▸ **Exercise**
Everything in the listing below must be reproduced exactly, apart from its images.

▸ **Input data**

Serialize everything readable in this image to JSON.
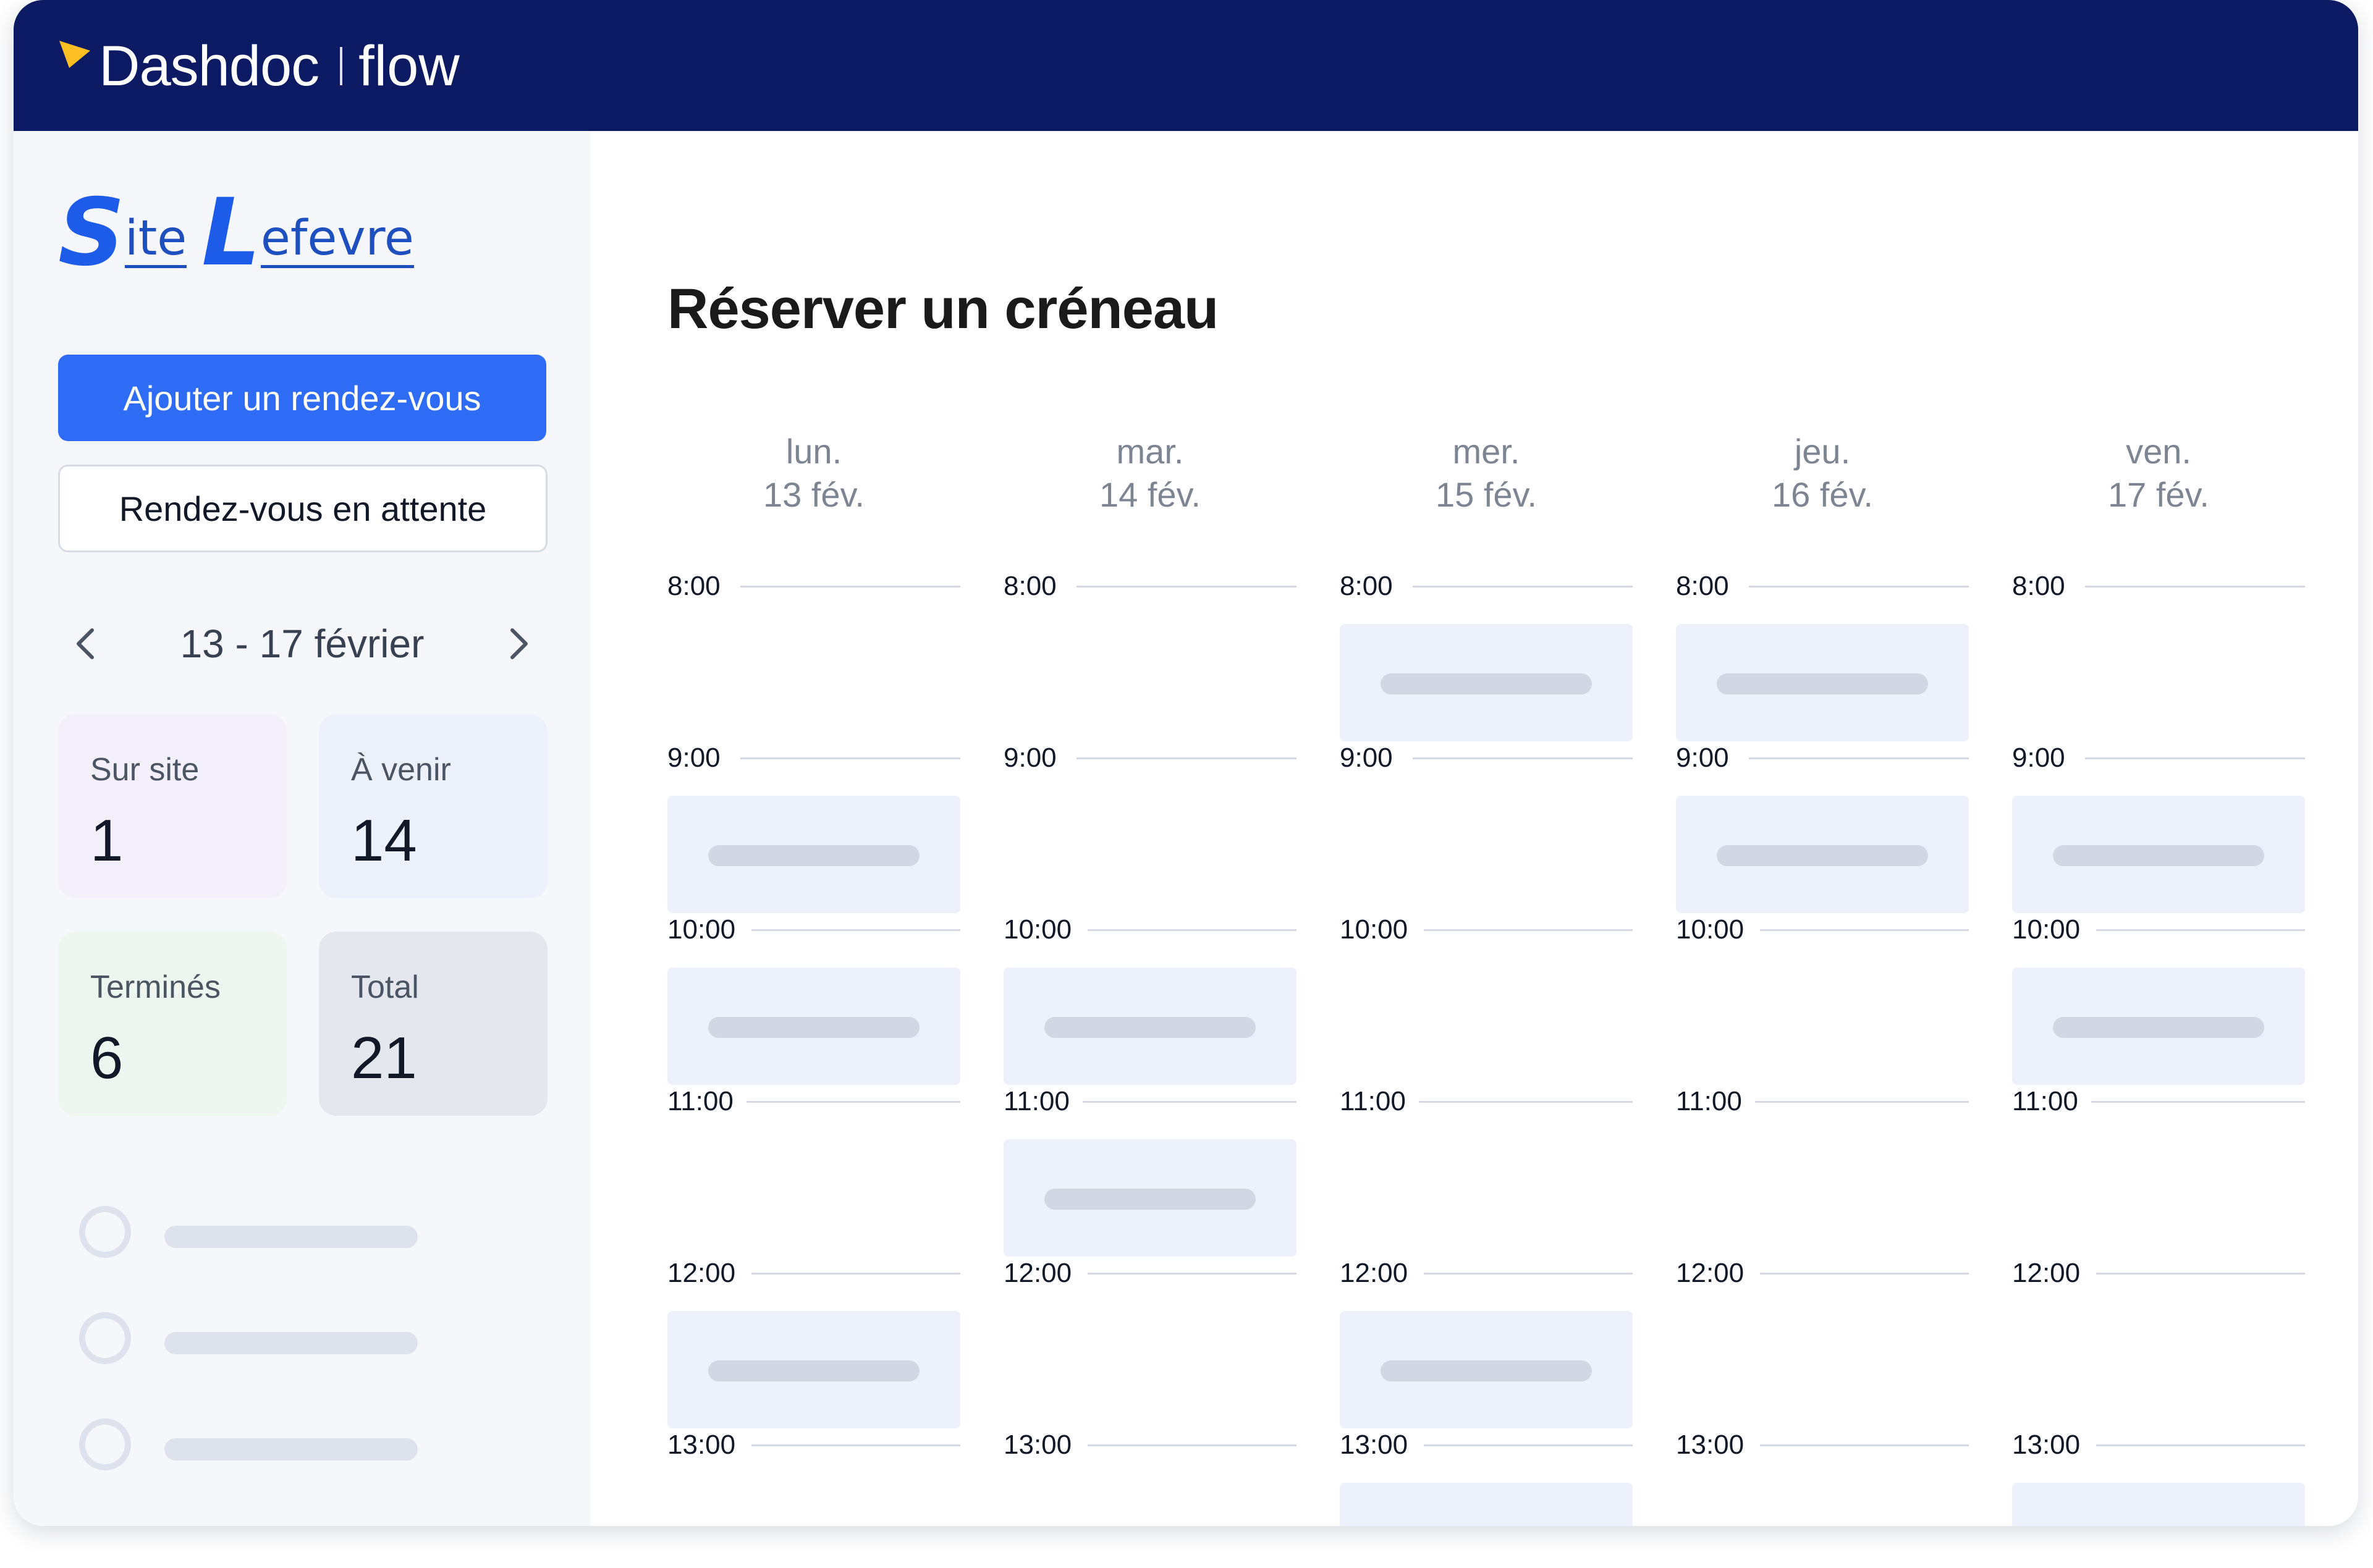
{
  "brand": {
    "name": "Dashdoc",
    "product": "flow",
    "accent_color": "#fbbf24",
    "bar_color": "#0b1a63"
  },
  "site": {
    "logo_text": "Site Lefevre",
    "initial_1": "S",
    "rest_1": "ite",
    "initial_2": "L",
    "rest_2": "efevre"
  },
  "sidebar": {
    "primary_button": "Ajouter un rendez-vous",
    "secondary_button": "Rendez-vous en attente",
    "date_range": "13 - 17 février",
    "prev_icon": "chevron-left-icon",
    "next_icon": "chevron-right-icon",
    "stats": [
      {
        "label": "Sur site",
        "value": "1"
      },
      {
        "label": "À venir",
        "value": "14"
      },
      {
        "label": "Terminés",
        "value": "6"
      },
      {
        "label": "Total",
        "value": "21"
      }
    ]
  },
  "main": {
    "title": "Réserver un créneau",
    "days": [
      {
        "dow": "lun.",
        "date": "13 fév."
      },
      {
        "dow": "mar.",
        "date": "14 fév."
      },
      {
        "dow": "mer.",
        "date": "15 fév."
      },
      {
        "dow": "jeu.",
        "date": "16 fév."
      },
      {
        "dow": "ven.",
        "date": "17 fév."
      }
    ],
    "times": [
      "8:00",
      "9:00",
      "10:00",
      "11:00",
      "12:00",
      "13:00"
    ]
  }
}
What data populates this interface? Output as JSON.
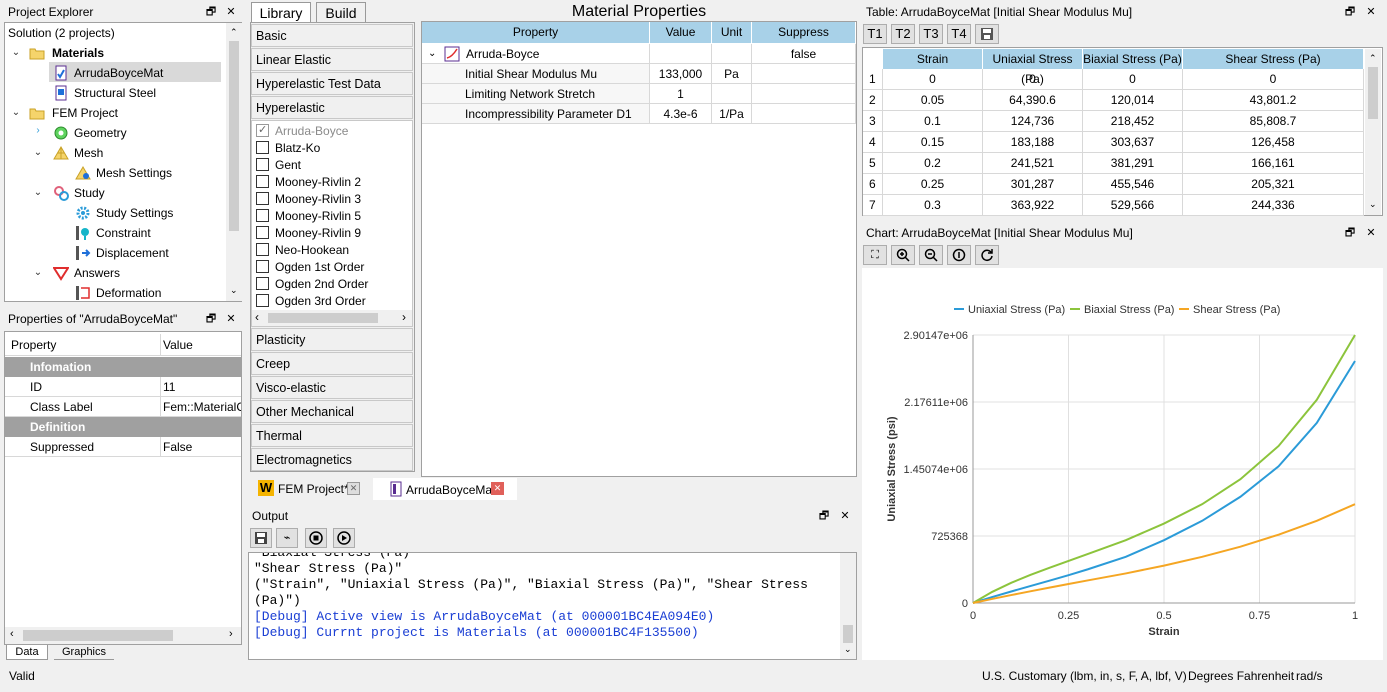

▸ **Output for this exercise**
Serialize everything readable in this image to JSON.
{
  "brand": {
    "name": "Dashdoc",
    "product": "flow",
    "accent_color": "#fbbf24",
    "bar_color": "#0b1a63"
  },
  "site": {
    "logo_text": "Site Lefevre",
    "initial_1": "S",
    "rest_1": "ite",
    "initial_2": "L",
    "rest_2": "efevre"
  },
  "sidebar": {
    "primary_button": "Ajouter un rendez-vous",
    "secondary_button": "Rendez-vous en attente",
    "date_range": "13 - 17 février",
    "prev_icon": "chevron-left-icon",
    "next_icon": "chevron-right-icon",
    "stats": [
      {
        "label": "Sur site",
        "value": "1"
      },
      {
        "label": "À venir",
        "value": "14"
      },
      {
        "label": "Terminés",
        "value": "6"
      },
      {
        "label": "Total",
        "value": "21"
      }
    ]
  },
  "main": {
    "title": "Réserver un créneau",
    "days": [
      {
        "dow": "lun.",
        "date": "13 fév."
      },
      {
        "dow": "mar.",
        "date": "14 fév."
      },
      {
        "dow": "mer.",
        "date": "15 fév."
      },
      {
        "dow": "jeu.",
        "date": "16 fév."
      },
      {
        "dow": "ven.",
        "date": "17 fév."
      }
    ],
    "times": [
      "8:00",
      "9:00",
      "10:00",
      "11:00",
      "12:00",
      "13:00"
    ]
  }
}
What data populates this interface? Output as JSON.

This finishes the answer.